July 11, 2015

Writing for you, and for me, and for no one

Screen Shot 2015-07-13 at 16.23.36

I once read somewhere that when writing a book, or a blog or a [thing] it’s good to have one listener, or person in mind. I also heard Elizabeth Gilbert (god I love that woman) in an interview say that when she wrote Eat Pray Love she had:

“one very specific person in mind [..] my friend Darcy [..] this book became an extended letter to her.” 

This is how the book sounded so personal, like you were sat at her kitchen table with a cup of coffee between you both. This meant that the text was consistent in tone because she was writing a letter for just that one recipient and we were all eavesdropping on the story. I take onboard advice all the time, but for me, I’ve realised how tricky I find this. Who would my one person be?

There are so many different sides of my personality; I feel I am a different person to lots of different friends. I have different things I want to say for different reasons. I am puzzle pieces even to myself and I cannot write this [thing] to one person because I feel it would mean missing some bits out.
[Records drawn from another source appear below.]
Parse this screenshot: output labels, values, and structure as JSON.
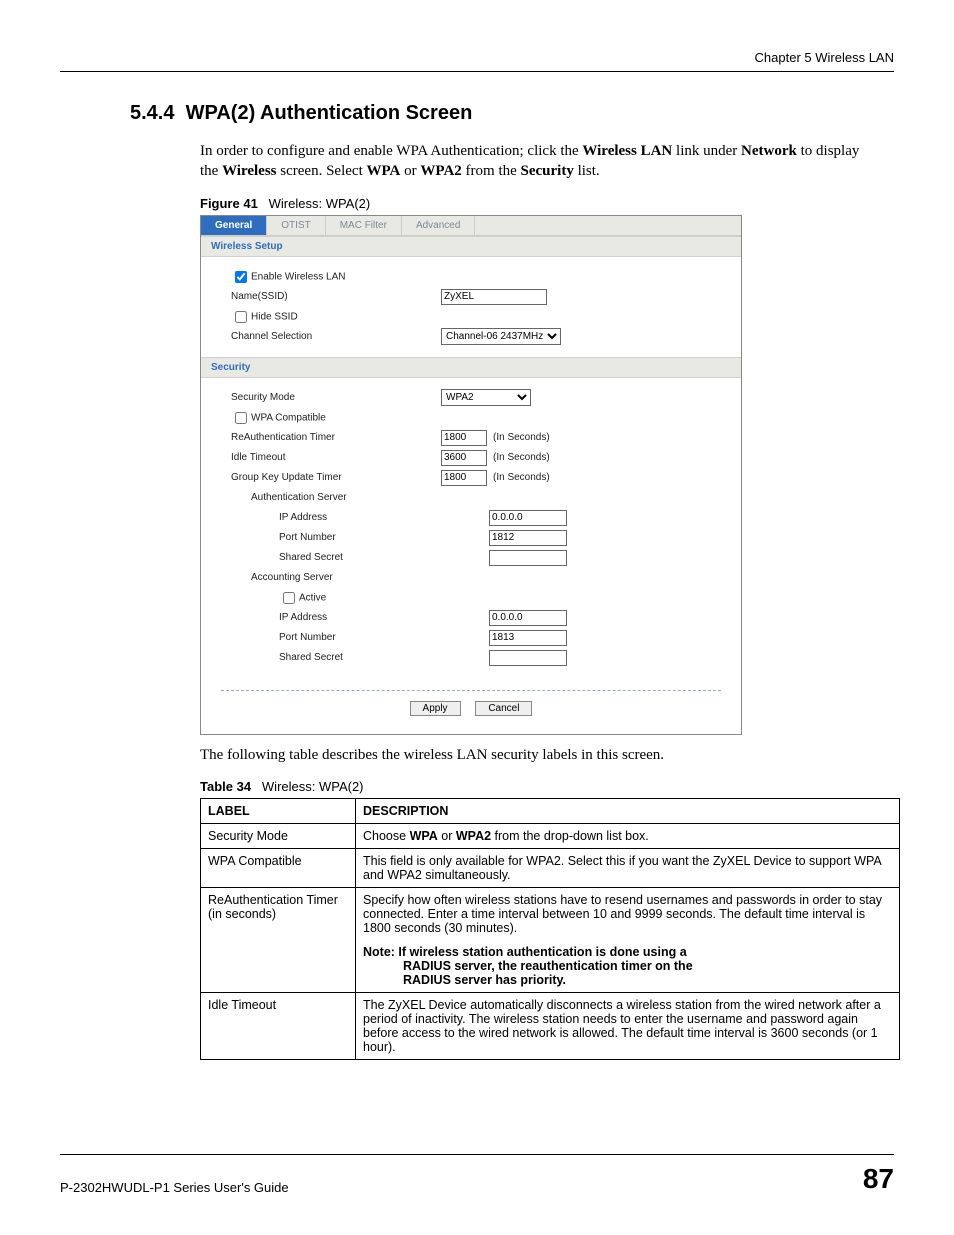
{
  "header": {
    "chapter": "Chapter 5 Wireless LAN"
  },
  "section": {
    "number": "5.4.4",
    "title": "WPA(2) Authentication Screen"
  },
  "intro": {
    "p1_a": "In order to configure and enable WPA Authentication; click the ",
    "p1_b": "Wireless LAN",
    "p1_c": " link under ",
    "p1_d": "Network",
    "p1_e": " to display the ",
    "p1_f": "Wireless",
    "p1_g": " screen. Select ",
    "p1_h": "WPA",
    "p1_i": " or ",
    "p1_j": "WPA2",
    "p1_k": " from the ",
    "p1_l": "Security",
    "p1_m": " list."
  },
  "figure": {
    "label": "Figure 41",
    "title": "Wireless: WPA(2)"
  },
  "tabs": {
    "general": "General",
    "otist": "OTIST",
    "macfilter": "MAC Filter",
    "advanced": "Advanced"
  },
  "screenshot": {
    "section1": "Wireless Setup",
    "enable_wlan": "Enable Wireless LAN",
    "name_ssid": "Name(SSID)",
    "ssid_value": "ZyXEL",
    "hide_ssid": "Hide SSID",
    "channel_sel": "Channel Selection",
    "channel_value": "Channel-06 2437MHz",
    "section2": "Security",
    "sec_mode": "Security Mode",
    "sec_mode_value": "WPA2",
    "wpa_compat": "WPA Compatible",
    "reauth_timer": "ReAuthentication Timer",
    "reauth_value": "1800",
    "idle_timeout": "Idle Timeout",
    "idle_value": "3600",
    "group_key": "Group Key Update Timer",
    "group_value": "1800",
    "in_seconds": "(In Seconds)",
    "auth_server": "Authentication Server",
    "ip_address": "IP Address",
    "auth_ip": "0.0.0.0",
    "port_number": "Port Number",
    "auth_port": "1812",
    "shared_secret": "Shared Secret",
    "acct_server": "Accounting Server",
    "active": "Active",
    "acct_ip": "0.0.0.0",
    "acct_port": "1813",
    "btn_apply": "Apply",
    "btn_cancel": "Cancel"
  },
  "after_fig": "The following table describes the wireless LAN security labels in this screen.",
  "table_caption": {
    "label": "Table 34",
    "title": "Wireless: WPA(2)"
  },
  "table": {
    "h1": "LABEL",
    "h2": "DESCRIPTION",
    "r1_l": "Security Mode",
    "r1_d_a": "Choose ",
    "r1_d_b": "WPA",
    "r1_d_c": " or ",
    "r1_d_d": "WPA2",
    "r1_d_e": " from the drop-down list box.",
    "r2_l": "WPA Compatible",
    "r2_d": "This field is only available for WPA2. Select this if you want the ZyXEL Device to support WPA and WPA2 simultaneously.",
    "r3_l": "ReAuthentication Timer (in seconds)",
    "r3_d": "Specify how often wireless stations have to resend usernames and passwords in order to stay connected. Enter a time interval between 10 and 9999 seconds. The default time interval is 1800 seconds (30 minutes).",
    "r3_note_a": "Note: If wireless station authentication is done using a",
    "r3_note_b": "RADIUS server, the reauthentication timer on the",
    "r3_note_c": "RADIUS server has priority.",
    "r4_l": "Idle Timeout",
    "r4_d": "The ZyXEL Device automatically disconnects a wireless station from the wired network after a period of inactivity. The wireless station needs to enter the username and password again before access to the wired network is allowed. The default time interval is 3600 seconds (or 1 hour)."
  },
  "footer": {
    "guide": "P-2302HWUDL-P1 Series User's Guide",
    "page": "87"
  }
}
I feel that this is also no bad thing; I like being a social chameleon and be able to change my tone to suit different arguments or ideas. I like to write for myself, too.

Geminis are only meant to have two sides (my main two I would say are crippling insecurity vs total unwavering confidence).
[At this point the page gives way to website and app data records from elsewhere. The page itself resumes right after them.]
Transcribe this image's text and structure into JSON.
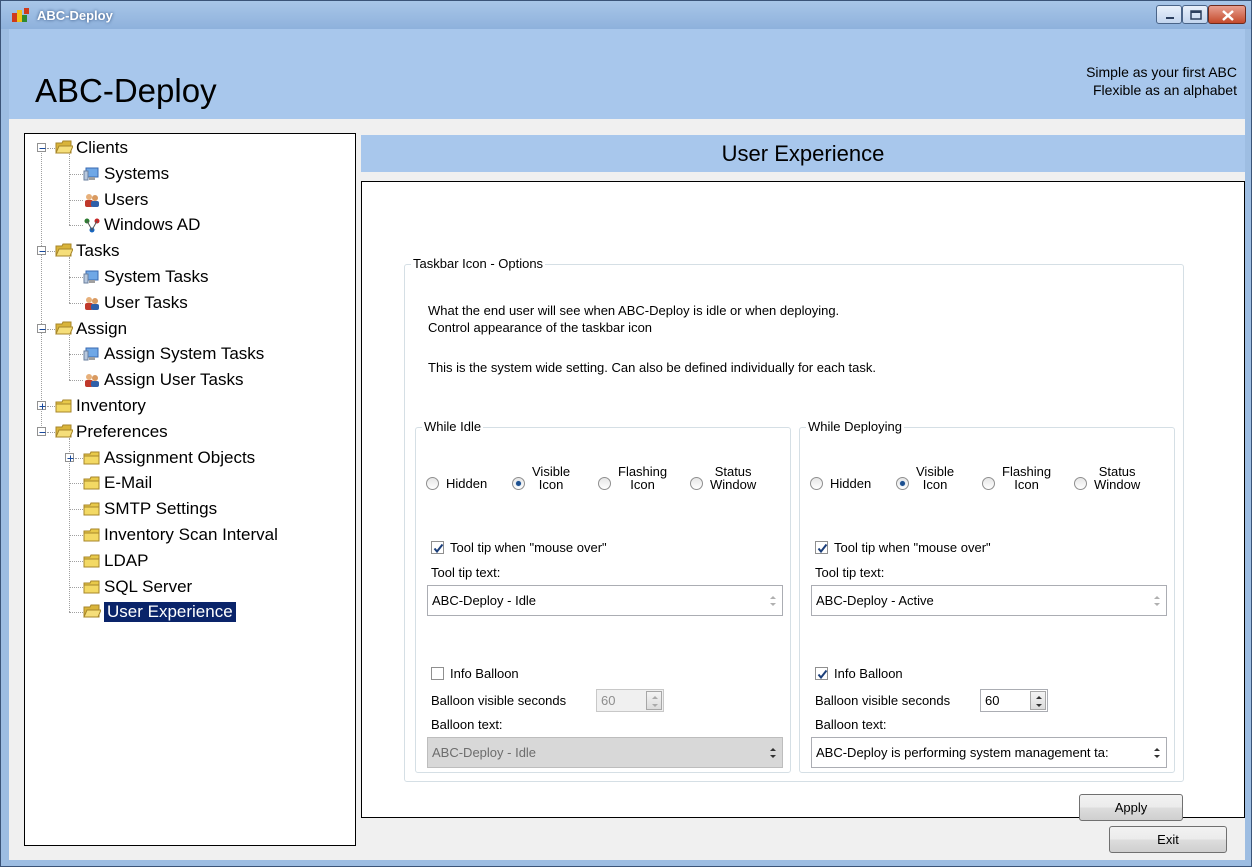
{
  "window": {
    "title": "ABC-Deploy"
  },
  "header": {
    "app_title": "ABC-Deploy",
    "tagline_line1": "Simple as your first ABC",
    "tagline_line2": "Flexible as an alphabet"
  },
  "tree": {
    "items": [
      {
        "label": "Clients"
      },
      {
        "label": "Systems"
      },
      {
        "label": "Users"
      },
      {
        "label": "Windows AD"
      },
      {
        "label": "Tasks"
      },
      {
        "label": "System Tasks"
      },
      {
        "label": "User Tasks"
      },
      {
        "label": "Assign"
      },
      {
        "label": "Assign System Tasks"
      },
      {
        "label": "Assign User Tasks"
      },
      {
        "label": "Inventory"
      },
      {
        "label": "Preferences"
      },
      {
        "label": "Assignment Objects"
      },
      {
        "label": "E-Mail"
      },
      {
        "label": "SMTP Settings"
      },
      {
        "label": "Inventory Scan Interval"
      },
      {
        "label": "LDAP"
      },
      {
        "label": "SQL Server"
      },
      {
        "label": "User Experience",
        "selected": true
      }
    ]
  },
  "page": {
    "title": "User Experience"
  },
  "taskbar_group": {
    "caption": "Taskbar Icon - Options",
    "desc_line1": "What the end user will see when ABC-Deploy is idle or when deploying.",
    "desc_line2": "Control appearance of the taskbar icon",
    "desc_line3": "This is the system wide setting. Can also be defined individually for each task."
  },
  "idle": {
    "caption": "While Idle",
    "radio_hidden": "Hidden",
    "radio_visible_1": "Visible",
    "radio_visible_2": "Icon",
    "radio_flashing_1": "Flashing",
    "radio_flashing_2": "Icon",
    "radio_status_1": "Status",
    "radio_status_2": "Window",
    "selected_mode": "Visible Icon",
    "tooltip_checkbox": "Tool tip when \"mouse over\"",
    "tooltip_checked": true,
    "tooltip_text_label": "Tool tip text:",
    "tooltip_text_value": "ABC-Deploy - Idle",
    "balloon_checkbox": "Info Balloon",
    "balloon_checked": false,
    "balloon_seconds_label": "Balloon visible seconds",
    "balloon_seconds_value": "60",
    "balloon_text_label": "Balloon text:",
    "balloon_text_value": "ABC-Deploy - Idle"
  },
  "deploying": {
    "caption": "While Deploying",
    "radio_hidden": "Hidden",
    "radio_visible_1": "Visible",
    "radio_visible_2": "Icon",
    "radio_flashing_1": "Flashing",
    "radio_flashing_2": "Icon",
    "radio_status_1": "Status",
    "radio_status_2": "Window",
    "selected_mode": "Visible Icon",
    "tooltip_checkbox": "Tool tip when \"mouse over\"",
    "tooltip_checked": true,
    "tooltip_text_label": "Tool tip text:",
    "tooltip_text_value": "ABC-Deploy - Active",
    "balloon_checkbox": "Info Balloon",
    "balloon_checked": true,
    "balloon_seconds_label": "Balloon visible seconds",
    "balloon_seconds_value": "60",
    "balloon_text_label": "Balloon text:",
    "balloon_text_value": "ABC-Deploy is performing system management ta:"
  },
  "buttons": {
    "apply": "Apply",
    "exit": "Exit"
  },
  "colors": {
    "header_bg": "#a8c7ec",
    "selection_bg": "#0a246a"
  }
}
And if I wrote [it] for my mum, it would have no rude bits and my life would be depicted though a rose-tinted Instagram filter. If I wrote it for my best friend it would be a series of private jokes that would of no value to other readers. If I wrote it for my boyfriend it would go easy on the in-depth sexual references to any other man from my past and I would erase any dating stories of Teenage Past for ease. If I wrote it for the haters I would fear sharing my true self. If I wrote it for the people who think I can do no wrong I would take a tumble. All I can do is write my truest truths for all to read, and for no one to read. The reader is in mind, but I don’t know him or her, yet. I can only write from my heart, and try and summon up the [thing] I wish I could have read when I was younger to let me know everything would be OK.

  • Such a bloody good post. x
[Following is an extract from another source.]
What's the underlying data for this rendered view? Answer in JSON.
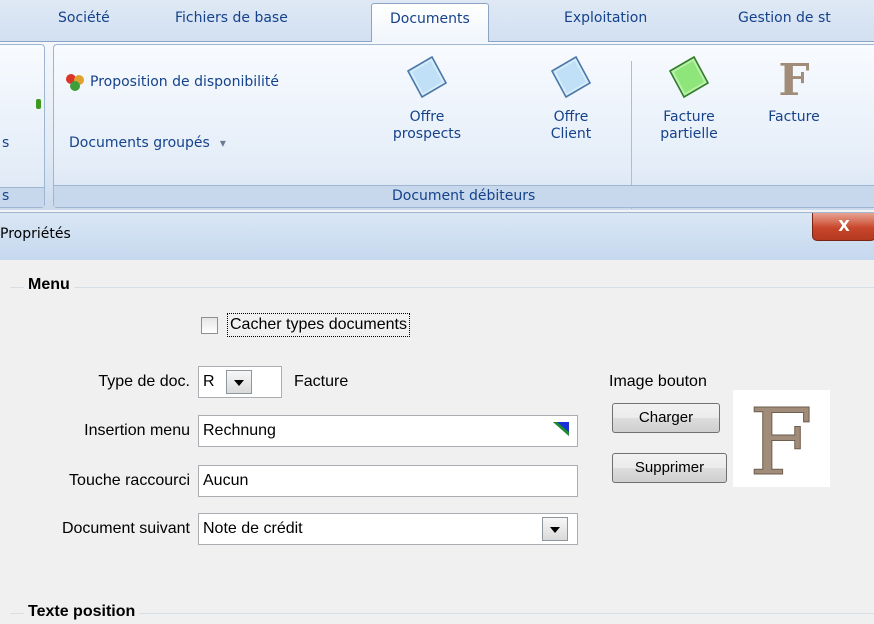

    willowtea.blogspot.co.uk

  • Good post. I sort of write to myself really. My blog posts are mostly about art. I rarely share anything intimate or personal anymore (I miss the days of Live Journal) because (glad no one I know will be reading this) I know people in my own community are reading, and when you are Mum to a child of school age, you become very guarded.

  • When I write for myself I tend to write the best stuff. When I think about my audience, I edit before I write.

My Book

“In love with Emma Gannon’s Ctrl Alt Delete. So funny & smart, and reminding me of some of my own cringe teen Internet exploits!”

– Anna James, former literary editor of ELLE

"Funny, honest, and nostalgic!"

– The Debrief

“Emma Gannon is a bright spark of light in the world. I seriously dig everything she makes”

– Elizabeth Gilbert, bestselling author of Big Magic